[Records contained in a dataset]

——

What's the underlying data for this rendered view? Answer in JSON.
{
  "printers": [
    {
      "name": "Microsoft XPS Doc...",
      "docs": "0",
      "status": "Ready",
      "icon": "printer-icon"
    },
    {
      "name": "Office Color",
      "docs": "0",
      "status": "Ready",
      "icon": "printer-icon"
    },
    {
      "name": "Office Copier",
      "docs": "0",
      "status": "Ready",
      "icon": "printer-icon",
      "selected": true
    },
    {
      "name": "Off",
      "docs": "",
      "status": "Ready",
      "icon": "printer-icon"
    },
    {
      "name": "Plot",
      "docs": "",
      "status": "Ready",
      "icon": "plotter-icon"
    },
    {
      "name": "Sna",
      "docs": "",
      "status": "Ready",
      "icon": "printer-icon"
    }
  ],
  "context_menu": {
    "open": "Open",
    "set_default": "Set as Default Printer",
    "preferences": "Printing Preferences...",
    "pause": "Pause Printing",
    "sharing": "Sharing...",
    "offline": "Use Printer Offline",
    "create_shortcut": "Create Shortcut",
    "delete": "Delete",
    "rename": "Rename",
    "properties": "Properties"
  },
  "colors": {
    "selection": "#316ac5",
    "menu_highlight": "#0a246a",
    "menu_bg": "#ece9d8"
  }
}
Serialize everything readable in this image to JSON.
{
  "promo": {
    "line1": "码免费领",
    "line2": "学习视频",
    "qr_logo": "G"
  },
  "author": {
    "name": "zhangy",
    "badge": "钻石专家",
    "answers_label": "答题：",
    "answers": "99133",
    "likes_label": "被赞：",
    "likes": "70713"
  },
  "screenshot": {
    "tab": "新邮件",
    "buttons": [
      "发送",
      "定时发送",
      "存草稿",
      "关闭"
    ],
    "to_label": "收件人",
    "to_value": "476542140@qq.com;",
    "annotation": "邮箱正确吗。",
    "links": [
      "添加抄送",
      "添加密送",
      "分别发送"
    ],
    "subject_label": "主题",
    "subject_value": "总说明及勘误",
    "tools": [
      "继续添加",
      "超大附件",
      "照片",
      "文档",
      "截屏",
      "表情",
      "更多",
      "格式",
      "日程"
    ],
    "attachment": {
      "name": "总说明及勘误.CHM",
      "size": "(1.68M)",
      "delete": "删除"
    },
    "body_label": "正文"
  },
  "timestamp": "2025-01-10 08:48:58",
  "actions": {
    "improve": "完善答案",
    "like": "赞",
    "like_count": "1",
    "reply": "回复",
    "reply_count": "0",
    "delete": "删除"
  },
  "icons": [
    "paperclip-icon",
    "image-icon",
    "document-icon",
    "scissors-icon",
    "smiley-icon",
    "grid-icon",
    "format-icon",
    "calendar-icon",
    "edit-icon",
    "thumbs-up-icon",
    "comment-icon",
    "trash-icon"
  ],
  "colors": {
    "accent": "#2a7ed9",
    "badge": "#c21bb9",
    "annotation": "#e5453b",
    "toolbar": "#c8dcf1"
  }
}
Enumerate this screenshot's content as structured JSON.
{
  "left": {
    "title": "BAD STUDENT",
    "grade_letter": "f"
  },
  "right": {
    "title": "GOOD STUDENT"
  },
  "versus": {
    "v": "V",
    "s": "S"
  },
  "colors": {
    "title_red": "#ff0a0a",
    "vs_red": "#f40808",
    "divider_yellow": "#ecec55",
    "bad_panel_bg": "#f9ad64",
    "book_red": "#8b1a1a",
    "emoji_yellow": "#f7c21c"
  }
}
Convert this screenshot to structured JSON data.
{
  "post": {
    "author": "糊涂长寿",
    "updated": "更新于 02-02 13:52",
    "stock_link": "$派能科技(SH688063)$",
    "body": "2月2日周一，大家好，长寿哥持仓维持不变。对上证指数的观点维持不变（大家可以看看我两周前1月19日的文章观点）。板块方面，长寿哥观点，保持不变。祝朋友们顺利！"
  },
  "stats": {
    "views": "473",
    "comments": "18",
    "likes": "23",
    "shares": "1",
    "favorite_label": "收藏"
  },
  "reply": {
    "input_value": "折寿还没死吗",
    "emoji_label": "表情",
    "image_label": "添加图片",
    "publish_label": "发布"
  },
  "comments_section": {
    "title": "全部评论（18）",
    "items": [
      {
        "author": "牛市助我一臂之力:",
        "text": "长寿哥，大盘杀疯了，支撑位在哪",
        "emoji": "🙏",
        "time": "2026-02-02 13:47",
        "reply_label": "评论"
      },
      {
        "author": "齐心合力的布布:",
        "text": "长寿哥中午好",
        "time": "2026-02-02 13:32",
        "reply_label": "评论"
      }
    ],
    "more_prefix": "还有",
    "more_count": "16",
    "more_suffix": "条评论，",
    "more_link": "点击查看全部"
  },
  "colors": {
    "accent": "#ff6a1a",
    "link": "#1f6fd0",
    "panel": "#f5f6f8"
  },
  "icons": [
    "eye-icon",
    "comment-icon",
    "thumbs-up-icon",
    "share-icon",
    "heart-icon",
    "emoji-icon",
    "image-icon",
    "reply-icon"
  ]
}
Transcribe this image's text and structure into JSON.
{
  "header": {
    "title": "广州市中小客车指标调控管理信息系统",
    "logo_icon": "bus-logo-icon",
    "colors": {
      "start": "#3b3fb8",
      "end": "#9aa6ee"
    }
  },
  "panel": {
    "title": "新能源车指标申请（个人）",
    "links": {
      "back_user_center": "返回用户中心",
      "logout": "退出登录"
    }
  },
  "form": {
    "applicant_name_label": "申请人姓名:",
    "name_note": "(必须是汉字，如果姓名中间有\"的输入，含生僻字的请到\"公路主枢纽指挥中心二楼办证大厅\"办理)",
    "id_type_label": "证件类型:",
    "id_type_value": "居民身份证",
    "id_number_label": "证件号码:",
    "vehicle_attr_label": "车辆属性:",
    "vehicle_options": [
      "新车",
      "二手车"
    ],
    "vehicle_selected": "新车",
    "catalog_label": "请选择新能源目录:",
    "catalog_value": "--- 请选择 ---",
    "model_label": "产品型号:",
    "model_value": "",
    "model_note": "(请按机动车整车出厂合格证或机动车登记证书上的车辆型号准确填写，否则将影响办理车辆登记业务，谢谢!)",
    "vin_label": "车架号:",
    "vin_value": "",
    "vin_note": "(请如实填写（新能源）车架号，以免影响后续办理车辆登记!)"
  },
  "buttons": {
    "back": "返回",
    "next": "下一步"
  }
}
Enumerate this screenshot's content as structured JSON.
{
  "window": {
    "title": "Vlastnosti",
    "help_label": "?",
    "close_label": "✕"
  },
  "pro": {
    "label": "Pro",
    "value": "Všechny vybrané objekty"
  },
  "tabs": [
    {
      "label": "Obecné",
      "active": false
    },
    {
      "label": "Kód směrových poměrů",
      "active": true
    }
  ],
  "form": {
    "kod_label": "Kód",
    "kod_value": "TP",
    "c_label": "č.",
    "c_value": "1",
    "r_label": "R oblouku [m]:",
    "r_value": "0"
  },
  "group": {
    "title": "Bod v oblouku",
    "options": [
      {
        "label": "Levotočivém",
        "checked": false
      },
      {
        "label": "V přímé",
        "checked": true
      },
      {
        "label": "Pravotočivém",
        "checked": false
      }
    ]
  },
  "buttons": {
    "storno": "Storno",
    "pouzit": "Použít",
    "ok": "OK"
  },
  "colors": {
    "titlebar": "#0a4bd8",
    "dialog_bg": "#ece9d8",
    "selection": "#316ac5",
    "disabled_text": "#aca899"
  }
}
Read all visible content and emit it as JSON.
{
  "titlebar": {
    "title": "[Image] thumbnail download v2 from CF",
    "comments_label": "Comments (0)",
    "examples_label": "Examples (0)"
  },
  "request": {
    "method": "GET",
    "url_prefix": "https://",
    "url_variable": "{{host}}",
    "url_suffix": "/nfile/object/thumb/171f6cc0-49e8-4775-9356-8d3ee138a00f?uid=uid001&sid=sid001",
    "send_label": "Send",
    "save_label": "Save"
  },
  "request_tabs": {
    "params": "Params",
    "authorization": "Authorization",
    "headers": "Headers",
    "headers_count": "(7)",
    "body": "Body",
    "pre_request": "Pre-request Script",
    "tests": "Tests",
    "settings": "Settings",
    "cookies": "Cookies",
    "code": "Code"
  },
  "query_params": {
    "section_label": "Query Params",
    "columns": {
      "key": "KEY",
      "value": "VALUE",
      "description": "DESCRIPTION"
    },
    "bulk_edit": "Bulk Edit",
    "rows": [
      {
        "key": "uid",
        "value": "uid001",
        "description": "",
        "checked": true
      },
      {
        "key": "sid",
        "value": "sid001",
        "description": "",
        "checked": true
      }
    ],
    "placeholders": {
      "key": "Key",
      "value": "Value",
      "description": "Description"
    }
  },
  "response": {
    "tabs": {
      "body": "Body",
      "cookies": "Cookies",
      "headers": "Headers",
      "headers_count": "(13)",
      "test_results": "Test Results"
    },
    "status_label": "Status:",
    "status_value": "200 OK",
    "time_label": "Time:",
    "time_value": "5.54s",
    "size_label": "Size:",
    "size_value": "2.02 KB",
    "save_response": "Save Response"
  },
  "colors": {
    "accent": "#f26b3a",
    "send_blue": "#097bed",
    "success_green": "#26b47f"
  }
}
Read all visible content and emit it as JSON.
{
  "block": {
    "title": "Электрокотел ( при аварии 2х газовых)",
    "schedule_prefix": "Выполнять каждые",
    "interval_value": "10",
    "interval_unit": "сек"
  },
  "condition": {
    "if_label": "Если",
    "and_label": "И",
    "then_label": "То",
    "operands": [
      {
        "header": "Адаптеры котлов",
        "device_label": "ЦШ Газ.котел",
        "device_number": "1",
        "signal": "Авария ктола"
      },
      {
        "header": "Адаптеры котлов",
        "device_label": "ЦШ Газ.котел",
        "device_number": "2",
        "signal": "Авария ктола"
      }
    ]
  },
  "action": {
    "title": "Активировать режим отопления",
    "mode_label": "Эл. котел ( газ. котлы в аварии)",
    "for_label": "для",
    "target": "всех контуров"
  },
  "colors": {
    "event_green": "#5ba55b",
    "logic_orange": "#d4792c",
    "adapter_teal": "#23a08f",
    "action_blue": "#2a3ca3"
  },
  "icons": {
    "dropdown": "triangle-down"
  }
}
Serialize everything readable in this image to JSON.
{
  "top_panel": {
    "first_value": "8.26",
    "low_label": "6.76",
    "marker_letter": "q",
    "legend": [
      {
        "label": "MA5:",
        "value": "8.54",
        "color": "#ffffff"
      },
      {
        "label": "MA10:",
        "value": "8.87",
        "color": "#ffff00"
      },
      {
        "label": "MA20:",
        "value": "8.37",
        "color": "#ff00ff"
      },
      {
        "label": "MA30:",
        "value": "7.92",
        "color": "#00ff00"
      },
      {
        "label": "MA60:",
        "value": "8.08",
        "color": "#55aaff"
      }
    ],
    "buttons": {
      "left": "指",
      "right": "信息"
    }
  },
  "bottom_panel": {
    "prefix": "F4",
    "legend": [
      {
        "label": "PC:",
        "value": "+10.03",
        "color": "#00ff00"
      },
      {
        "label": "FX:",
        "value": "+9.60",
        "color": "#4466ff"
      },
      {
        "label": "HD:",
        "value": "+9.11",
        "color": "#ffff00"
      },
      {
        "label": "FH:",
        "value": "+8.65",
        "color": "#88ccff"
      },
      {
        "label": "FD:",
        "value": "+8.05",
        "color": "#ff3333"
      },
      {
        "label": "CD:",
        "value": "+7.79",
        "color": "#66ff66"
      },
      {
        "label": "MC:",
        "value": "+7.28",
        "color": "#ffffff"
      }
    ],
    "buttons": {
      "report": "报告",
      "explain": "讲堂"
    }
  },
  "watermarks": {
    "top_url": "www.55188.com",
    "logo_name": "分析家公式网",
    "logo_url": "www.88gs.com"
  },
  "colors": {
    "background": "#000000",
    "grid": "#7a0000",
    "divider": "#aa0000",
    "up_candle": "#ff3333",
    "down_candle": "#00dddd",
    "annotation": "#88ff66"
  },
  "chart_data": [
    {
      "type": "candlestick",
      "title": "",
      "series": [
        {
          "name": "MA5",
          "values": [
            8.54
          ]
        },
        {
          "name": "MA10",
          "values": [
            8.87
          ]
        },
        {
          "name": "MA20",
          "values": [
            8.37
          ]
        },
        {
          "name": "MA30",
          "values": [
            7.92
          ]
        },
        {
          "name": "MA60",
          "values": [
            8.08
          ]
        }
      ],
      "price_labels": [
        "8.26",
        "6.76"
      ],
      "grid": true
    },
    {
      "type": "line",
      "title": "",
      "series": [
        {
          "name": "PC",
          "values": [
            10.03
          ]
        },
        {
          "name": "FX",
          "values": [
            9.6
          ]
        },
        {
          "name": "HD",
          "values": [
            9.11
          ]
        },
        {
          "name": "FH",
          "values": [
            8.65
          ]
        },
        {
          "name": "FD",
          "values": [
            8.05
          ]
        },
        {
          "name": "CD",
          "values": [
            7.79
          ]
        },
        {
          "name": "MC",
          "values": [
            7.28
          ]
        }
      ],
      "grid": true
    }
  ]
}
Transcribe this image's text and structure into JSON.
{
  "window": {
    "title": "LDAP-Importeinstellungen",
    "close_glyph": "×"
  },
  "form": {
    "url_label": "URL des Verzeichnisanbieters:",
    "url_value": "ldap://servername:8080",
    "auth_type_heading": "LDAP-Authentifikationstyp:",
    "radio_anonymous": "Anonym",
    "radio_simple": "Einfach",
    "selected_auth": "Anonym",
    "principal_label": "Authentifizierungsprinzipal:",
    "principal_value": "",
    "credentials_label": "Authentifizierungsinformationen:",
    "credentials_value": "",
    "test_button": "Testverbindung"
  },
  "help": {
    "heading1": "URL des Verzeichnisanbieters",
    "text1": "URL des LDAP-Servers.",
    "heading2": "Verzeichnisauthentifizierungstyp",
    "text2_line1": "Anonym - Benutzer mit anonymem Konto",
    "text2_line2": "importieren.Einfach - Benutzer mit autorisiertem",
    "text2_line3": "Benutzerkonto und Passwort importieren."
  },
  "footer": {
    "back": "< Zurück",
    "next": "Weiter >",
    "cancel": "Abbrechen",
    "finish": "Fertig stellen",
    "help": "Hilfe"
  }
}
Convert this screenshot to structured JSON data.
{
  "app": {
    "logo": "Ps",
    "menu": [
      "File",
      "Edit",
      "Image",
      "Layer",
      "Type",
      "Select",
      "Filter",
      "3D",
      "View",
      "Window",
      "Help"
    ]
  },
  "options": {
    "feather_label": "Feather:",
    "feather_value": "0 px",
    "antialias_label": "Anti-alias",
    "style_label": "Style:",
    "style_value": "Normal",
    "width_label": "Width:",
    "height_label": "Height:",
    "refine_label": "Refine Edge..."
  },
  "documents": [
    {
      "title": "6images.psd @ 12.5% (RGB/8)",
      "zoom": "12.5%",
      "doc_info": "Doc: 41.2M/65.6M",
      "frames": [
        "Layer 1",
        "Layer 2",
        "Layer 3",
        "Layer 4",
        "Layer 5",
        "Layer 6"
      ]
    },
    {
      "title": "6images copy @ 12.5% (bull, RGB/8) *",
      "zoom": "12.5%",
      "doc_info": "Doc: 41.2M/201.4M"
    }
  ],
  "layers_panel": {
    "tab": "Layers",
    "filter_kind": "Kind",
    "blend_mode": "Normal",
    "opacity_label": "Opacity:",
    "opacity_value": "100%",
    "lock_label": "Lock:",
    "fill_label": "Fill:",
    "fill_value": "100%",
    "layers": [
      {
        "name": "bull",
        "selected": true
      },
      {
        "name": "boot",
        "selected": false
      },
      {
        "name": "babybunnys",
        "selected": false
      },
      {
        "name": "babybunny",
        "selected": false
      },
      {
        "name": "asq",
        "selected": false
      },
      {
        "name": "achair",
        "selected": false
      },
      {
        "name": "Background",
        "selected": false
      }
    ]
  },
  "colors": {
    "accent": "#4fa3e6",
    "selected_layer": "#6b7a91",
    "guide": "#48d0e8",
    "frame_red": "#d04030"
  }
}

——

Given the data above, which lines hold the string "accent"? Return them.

    "accent": "#2a7ed9",
    "accent": "#ff6a1a",
    "accent": "#f26b3a",
    "accent": "#4fa3e6",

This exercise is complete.